When Is it Best to Evaluate the Results of a CSF Tap Test?

Abstract & Commentary

By John J. Caronna, MD, Professor of Clinical Neurology, Weill Cornell Medical College. Dr. Caronna reports no financial relationships relevant to this field of study.

Synopsis: The tap test has variable results as a tool to assess patients with a presumed diagnosis of normal pressure hydrocephalus.

Source: Virhammar J, et al. The CSF tap test in normal pressure hydrocephalus: Evaluation, reliability and the influence of pain. Eur J Neurol 2011; doi:10.1111/ j.1468-1331.2011.03486x.

Some adults with the clinical triad of gait disturbance, dementia, and urinary incontinence associated with normal pressure communicating hydrocephalus will improve after a cerebrospinal fluid (CSF) shunting procedure.1,2 The diagnosis of normal pressure hydrocephalus (NPH) is based on the clinical examination, brain imaging, and supplementary tests of CSF circulation. One commonly used prognostic test to select patients for shunt surgery is the CSF tap test (TT): Up to 50 mL of CSF are removed by lumbar puncture, and assessments of gait, cognitive function, and urinary symptoms are performed before and after CSF withdrawal. The TT procedure and the assessments of function after the procedure vary among centers, as does the reported sensitivity of the test, which ranges from poor to only moderate.3

These authors aimed to identify the optimal time for gait evaluation after TT, to assess the variability between two repeated measurements and the inter-rater agreement of the gait tests chosen, and to clarify whether post-lumbar puncture pain (backache and/or headache) affects gait performance.

Forty patients under evaluation for NPH at Uppsala University Hospital in Sweden underwent TT. Standardized gait analyses were performed before and at 2, 4, 6, 8, and 24 hours after TT. Each evaluation was reported twice by two independent investigators. Twenty-seven patients (15 men and 12 women; 69%), showed improvements in gait, speed, and number of steps after TT that were significant. Only nine patients were constantly improved at every time of assessment after TT. At 2 hours, only 15 patients were improved; at 4 hours the number was 18; at 6 hours 23; at 8 hours 26; and at 24 hours 27. Therefore, evaluations at more than one assessment time for the individual patient increased the chance of noticing improvement. The variability between two measurements was low and the inter-rater agreement was good. Pain was notable in 50% of the patients and correlated negatively with improvement in gait speed at 2 and 8 hours after TT.

Commentary

The authors did not determine the sensitivity of their assessments after TT in predicting which NPH patients would benefit from a CSF shunting procedure, and did not report the results of surgery in this series. The authors, however, have provided useful information to clinicians who use the TT to select patients for surgical shunting: The results of TT can be evaluated within the first 24 hours, but positive results may not be evident until the 8–24 hours period. In the first 8 hours after LP, back pain and orthostatic headache may limit the accuracy of the assessments of gait.

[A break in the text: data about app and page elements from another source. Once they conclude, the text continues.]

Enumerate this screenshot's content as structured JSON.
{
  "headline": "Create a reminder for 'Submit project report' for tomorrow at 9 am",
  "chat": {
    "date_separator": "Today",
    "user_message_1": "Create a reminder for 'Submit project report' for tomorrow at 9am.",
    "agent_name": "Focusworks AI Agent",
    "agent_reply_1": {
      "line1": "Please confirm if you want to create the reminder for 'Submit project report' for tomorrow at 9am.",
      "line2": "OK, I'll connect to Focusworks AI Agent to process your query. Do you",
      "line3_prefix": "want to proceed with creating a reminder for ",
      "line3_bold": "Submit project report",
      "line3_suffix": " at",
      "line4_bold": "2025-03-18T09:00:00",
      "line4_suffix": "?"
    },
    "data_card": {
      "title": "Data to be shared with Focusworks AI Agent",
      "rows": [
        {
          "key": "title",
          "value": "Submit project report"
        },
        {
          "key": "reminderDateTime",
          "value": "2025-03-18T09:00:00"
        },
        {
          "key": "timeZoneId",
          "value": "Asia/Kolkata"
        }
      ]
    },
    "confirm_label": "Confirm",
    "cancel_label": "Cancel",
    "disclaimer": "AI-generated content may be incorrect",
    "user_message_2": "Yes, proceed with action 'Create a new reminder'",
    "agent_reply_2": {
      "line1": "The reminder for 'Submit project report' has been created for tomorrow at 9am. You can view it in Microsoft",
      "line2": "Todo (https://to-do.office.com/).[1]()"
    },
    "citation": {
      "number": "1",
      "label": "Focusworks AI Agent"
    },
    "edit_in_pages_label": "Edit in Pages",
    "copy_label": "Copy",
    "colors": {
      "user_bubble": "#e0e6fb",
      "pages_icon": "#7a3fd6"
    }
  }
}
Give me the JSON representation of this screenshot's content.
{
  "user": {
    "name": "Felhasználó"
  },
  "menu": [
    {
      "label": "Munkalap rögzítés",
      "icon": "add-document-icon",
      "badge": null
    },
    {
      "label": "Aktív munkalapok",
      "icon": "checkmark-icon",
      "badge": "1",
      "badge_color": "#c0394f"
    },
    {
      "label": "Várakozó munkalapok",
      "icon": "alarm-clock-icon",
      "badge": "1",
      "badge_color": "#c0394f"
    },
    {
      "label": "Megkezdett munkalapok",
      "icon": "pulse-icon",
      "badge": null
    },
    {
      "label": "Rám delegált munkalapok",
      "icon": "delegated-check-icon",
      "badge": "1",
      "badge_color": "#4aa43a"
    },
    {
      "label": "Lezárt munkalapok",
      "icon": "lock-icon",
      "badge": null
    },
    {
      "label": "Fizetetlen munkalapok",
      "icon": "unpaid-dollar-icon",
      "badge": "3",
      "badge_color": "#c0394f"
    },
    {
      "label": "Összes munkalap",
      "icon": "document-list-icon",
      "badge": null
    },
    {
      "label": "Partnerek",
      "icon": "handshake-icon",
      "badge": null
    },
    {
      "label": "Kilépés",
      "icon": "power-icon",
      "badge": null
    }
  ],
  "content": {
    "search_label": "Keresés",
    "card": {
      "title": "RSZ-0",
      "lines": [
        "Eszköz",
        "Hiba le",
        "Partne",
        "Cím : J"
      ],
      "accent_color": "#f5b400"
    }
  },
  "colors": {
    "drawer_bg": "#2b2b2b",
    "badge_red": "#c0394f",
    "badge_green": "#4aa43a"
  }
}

At present, most clinicians prefer to identify patients as either probable or improbable shunt responders on the basis of clinical history and neuroimaging techniques. A short history, a known cause of hydrocephalus, and the predominance of gait disorder rather than dementia, as well as the absence of both substantial cortical atrophy with extensive white matter involvement in a patient, predict a greater than 50% chance of responding to shunt surgery regardless of the TT results.

References

1. Hakim S, Adams RD. The special clinical problem of symptomatic hydrocephalus with normal cerebrospinal fluid pressure. Observations on cerebrospinal fluid hydrodynamics. J Neurol Sci 1965;2:307-327.

2. Adams RD, et al. Symptomatic occult hydrocephalus with "normal" cerebrospinal-fluid pressure. A treatable syndrome. N Engl J Med 1965;273:117-126.

3. Relkin N, et al. Diagnosing idiopathic normal-pressure hydrocephalus. Neurosurgery 2005;57:S4-16.